OPENING CALL: The Australian share market is expected to open lower. The SPI200 futures contract expected to open 20 points down.
Amazon plans to keep most of the U.S. jobs it added to meet demand in March and April as housebound Americans turned to online deliveries.
Nissan recorded a $6.2 billion loss in the year ended in March after it took big write-downs as part of a restructuring plan that aims to make the car maker leaner and
A rally in U.S. stocks came to an abrupt halt after President Trump said he would hold a press conference on China, raising jitters about a fresh standoff between the world’s two largest economies.
The Dow Jones Industrial Average fell 147.63 points, or 0.6%, to 25400.64, reversing course after two days of gains earlier this week. The blue-chip index had been up more than 210 points prior to Mr. Trump’s comments in the afternoon. The president said he would announce a response to China’s push for tighter security controls on Hong Kong.
The S&P 500 gave up its gains to close down 6.40 points, or 0.2%, to 3029.73. The technology-heavy Nasdaq Composite declined 43.37 points, or 0.5%, to 9368.99.
Recent moves by Washington and Beijing have fueled concerns about a renewed U.S.-China trade war, even as both economies are still reeling from the impact of the coronavirus pandemic.
Gold futures finished slightly higher as China-U.S. tensions remained in focus, driving haven buying on Wall Street. August gold, which is now the most-active contract, ended $1.50, or 0.1%, higher at $1,728.30 an ounce, well off its intraday high at $1,743.70.
Oil futures reversed early losses to end strongly higher, with traders looking past a sharp rise in overall crude inventories to focus on a further decline in stocks at the
futures delivery hub in Cushing, Okla., and a drop in gasoline inventories.
West Texas Intermediate crude for July delivery on the New York Mercantile Exchange rose 90 cents, or 2.7%, to finish at $33.71 a barrel.
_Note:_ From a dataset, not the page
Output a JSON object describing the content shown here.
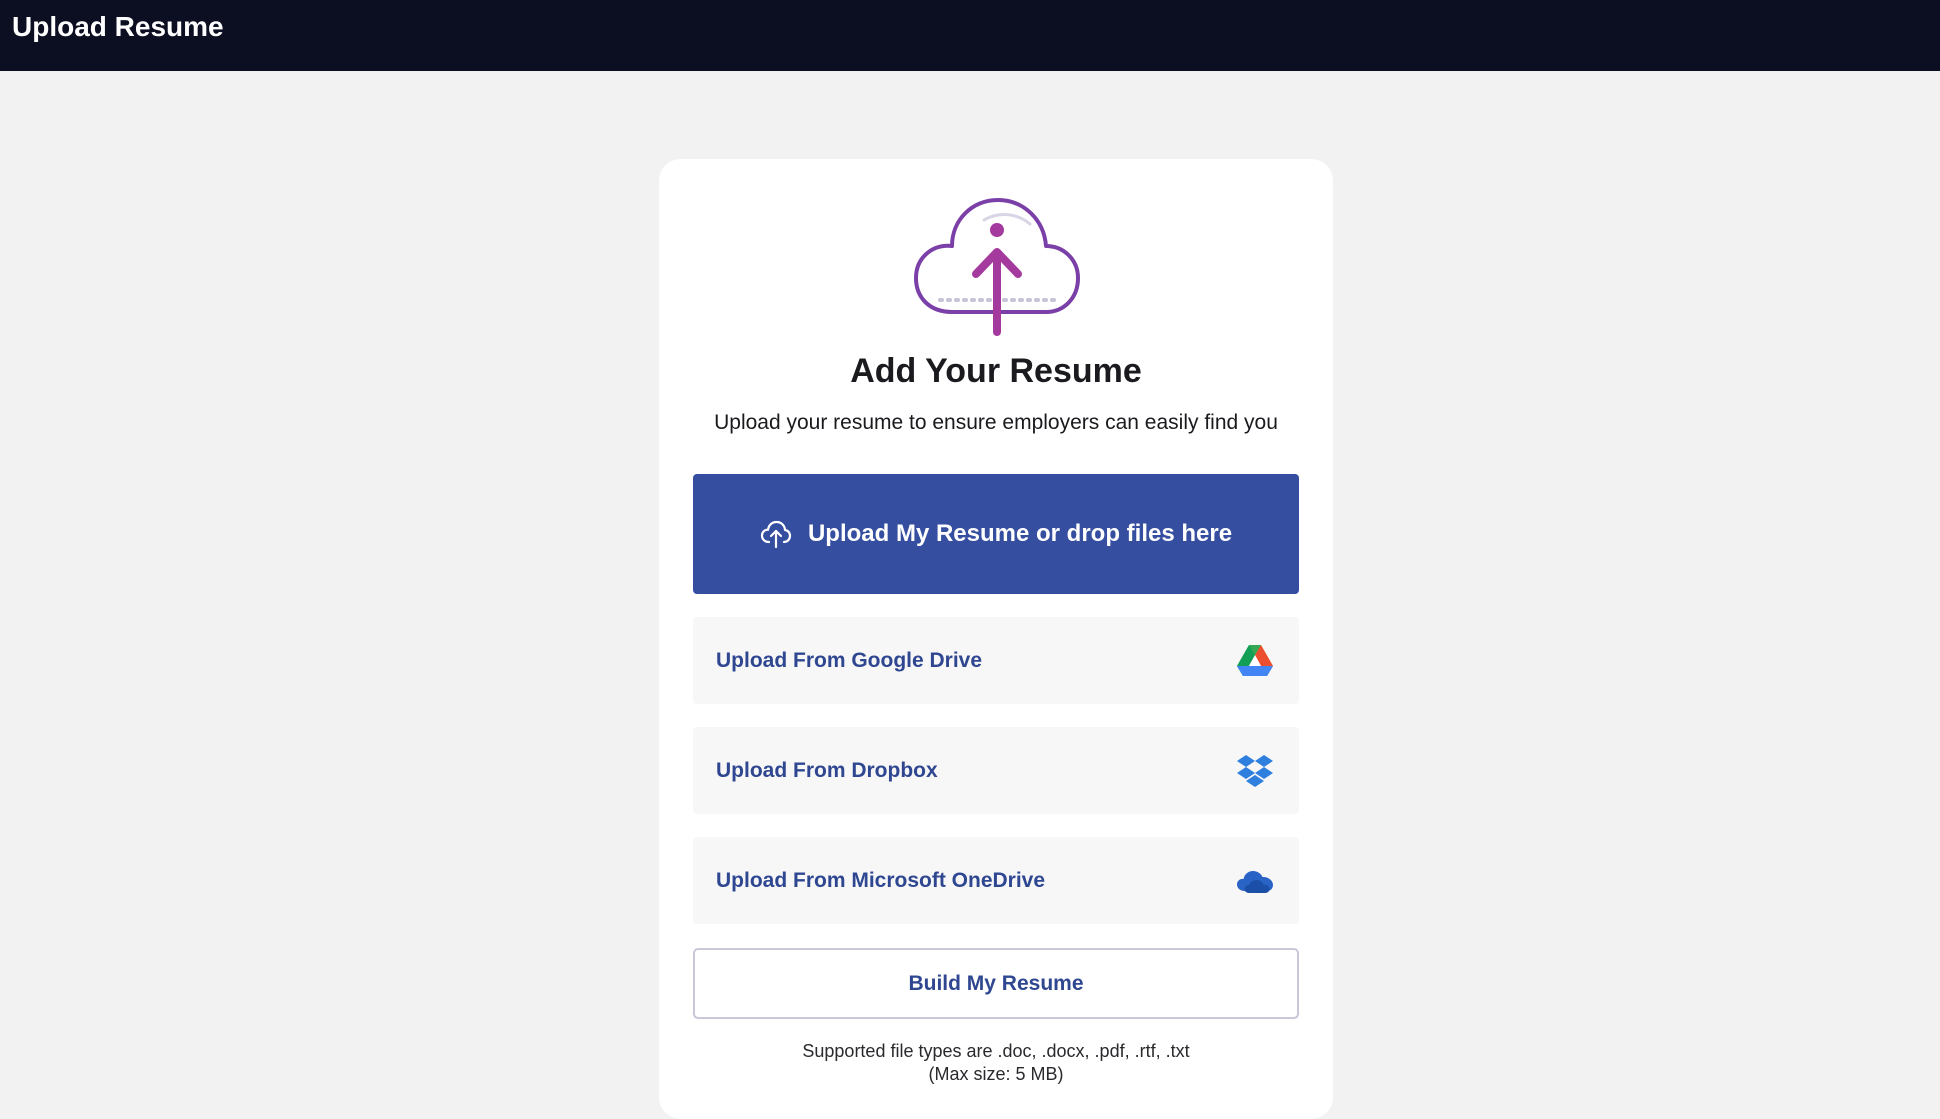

The Energy Information Administration reported a rise in crude inventories of 7.9 million barrels last week, but supplies at Cushing dropped by 3.4 million barrel. Gasoline inventories, meanwhile, declined by 700,000 barrels.
The U.S. dollar weakened 0.6% against the euro and 0.1% against the yen, and the WSJ Dollar Index recently fell 0.3%, after U.S. jobless claims fell, even if they are still
European sharemarkets lifted on Thursday with the panEuropean STOXX 600 index closing 1.6% higher at 11-week highs. Shares of UK cinema operator Cineworld rose 21.4% after the cinema chain received a liquidity boost from lenders ahead of plans to reopen in July. The German Dax index lifted 1.1%. And the UK
FTSE index was up 1.2% with London-listed shares of Rio Tinto (+0.7%) and BHP (+1.1%) both up.
Earlier in the day in Asia, Japanese shares rose, as auto and financial stocks gained on hopes that regular economic activities would resume. Nissan Motor jumped 8.2% and Dai-ichi Life added 4.8%. The Nikkei Stock Average rose 2.3% to 21916.31.
China’s Shanghai Composite ticked up 0.3% while Hong Kong’s Hang Seng fell 0.8%. South Korean stocks ended lower following the central bank’s bleak growth outlook,
erasing earlier gains. The benchmark index Kospi edged down 0.1% to close at 2028.54. Construction and shipbuilding stocks led the declines. The Bank of Korea cut its base rate to a record low, expecting the coronavirus pandemic to drag the country’s growth to its lowest level in more than two decades. U.S.-China trade tensions also hurt investor sentiment.